## The task
For each line below that includes the word "text", make a copy.

## Data records
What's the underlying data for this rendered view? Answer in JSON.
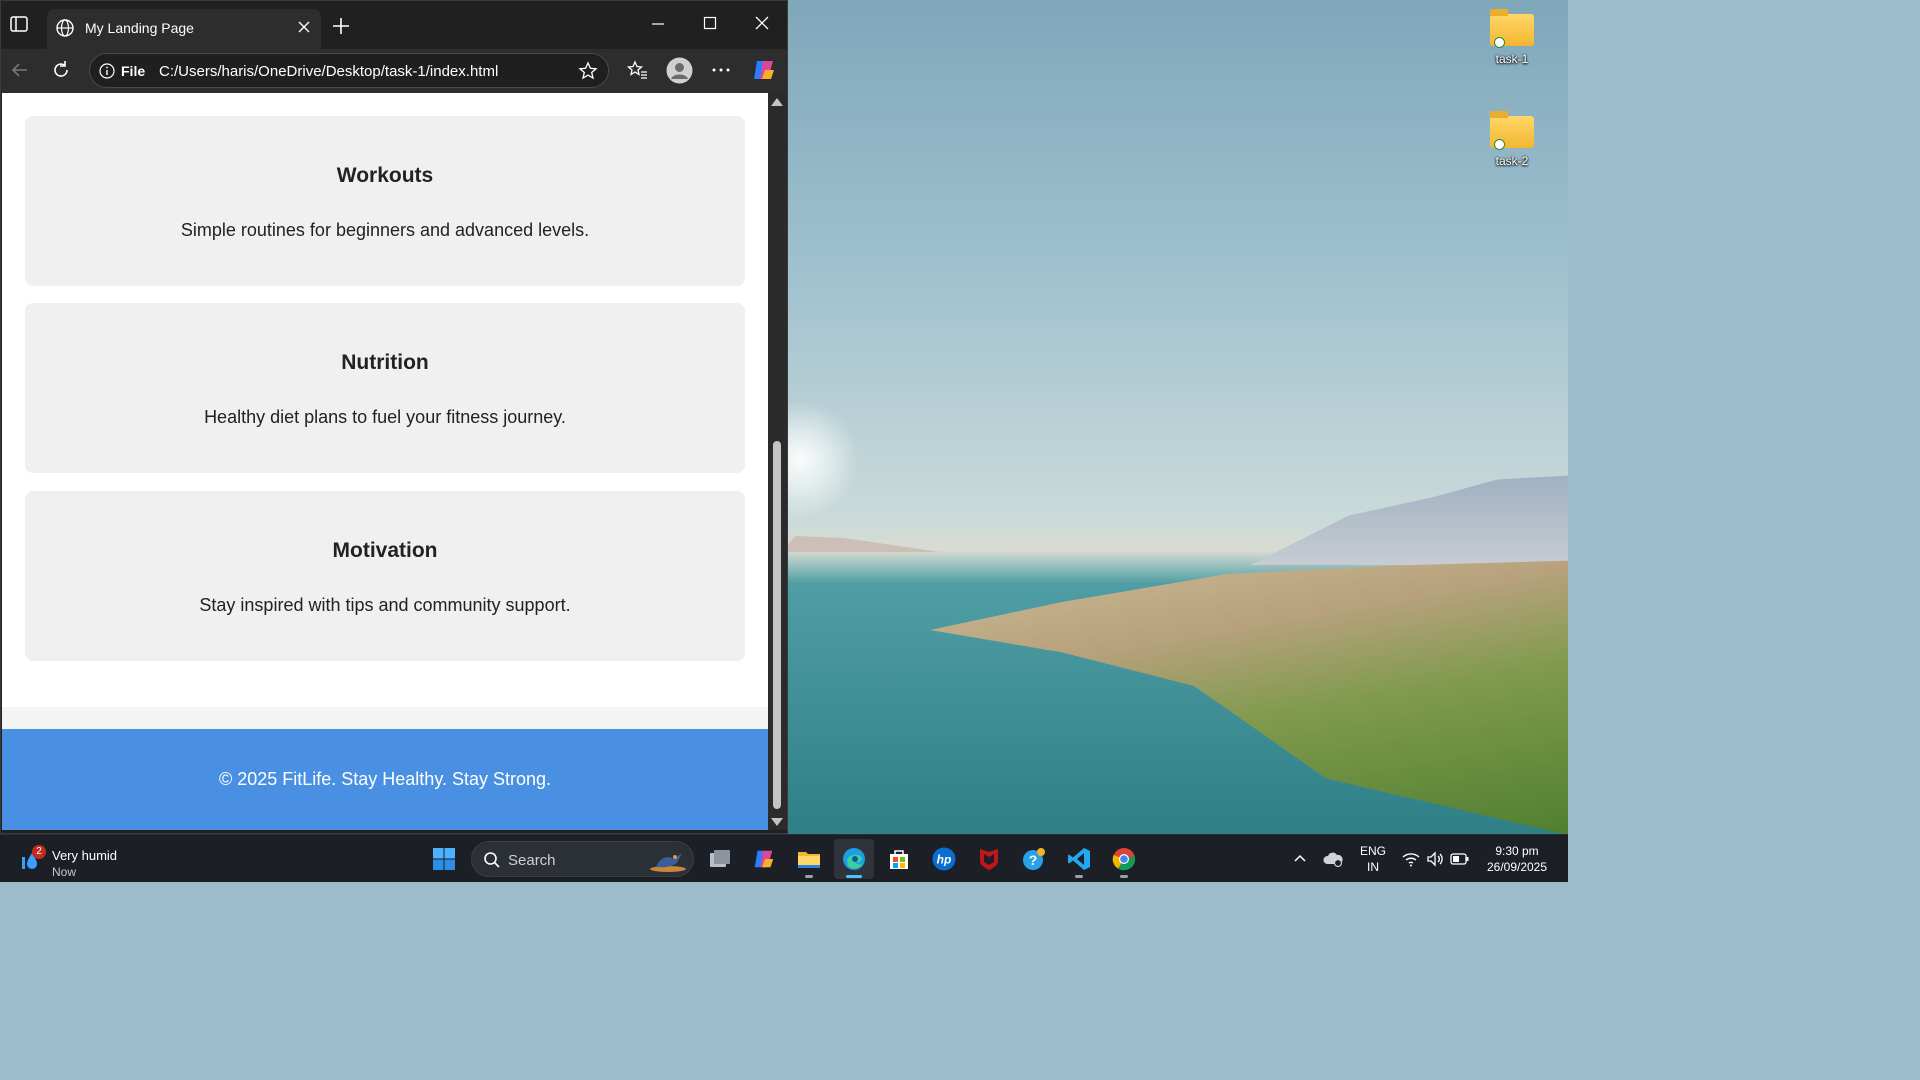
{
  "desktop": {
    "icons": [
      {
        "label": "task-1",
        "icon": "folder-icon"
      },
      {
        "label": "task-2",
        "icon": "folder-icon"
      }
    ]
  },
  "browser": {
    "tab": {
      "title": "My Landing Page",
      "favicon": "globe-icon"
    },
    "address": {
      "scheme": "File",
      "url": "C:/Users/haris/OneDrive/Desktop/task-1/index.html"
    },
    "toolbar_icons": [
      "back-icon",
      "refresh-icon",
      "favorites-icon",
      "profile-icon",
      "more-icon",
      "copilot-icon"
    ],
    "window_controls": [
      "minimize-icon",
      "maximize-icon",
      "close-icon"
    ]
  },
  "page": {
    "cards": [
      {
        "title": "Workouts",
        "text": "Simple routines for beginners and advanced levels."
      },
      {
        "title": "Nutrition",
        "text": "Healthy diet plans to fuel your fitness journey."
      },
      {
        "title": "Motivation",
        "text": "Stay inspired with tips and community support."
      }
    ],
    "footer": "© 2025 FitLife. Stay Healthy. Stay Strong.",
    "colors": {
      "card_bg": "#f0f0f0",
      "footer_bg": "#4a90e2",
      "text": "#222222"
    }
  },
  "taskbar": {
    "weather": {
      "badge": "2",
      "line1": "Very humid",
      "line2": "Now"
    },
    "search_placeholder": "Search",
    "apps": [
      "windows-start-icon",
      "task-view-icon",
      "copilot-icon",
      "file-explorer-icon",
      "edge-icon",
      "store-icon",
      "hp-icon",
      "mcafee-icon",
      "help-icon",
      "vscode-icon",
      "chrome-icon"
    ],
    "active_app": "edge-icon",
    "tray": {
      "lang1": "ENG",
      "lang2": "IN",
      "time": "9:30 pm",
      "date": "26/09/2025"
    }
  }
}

## Exercise result
        "text": "Simple routines for beginners and advanced levels."
        "text": "Healthy diet plans to fuel your fitness journey."
        "text": "Stay inspired with tips and community support."
      "text": "#222222"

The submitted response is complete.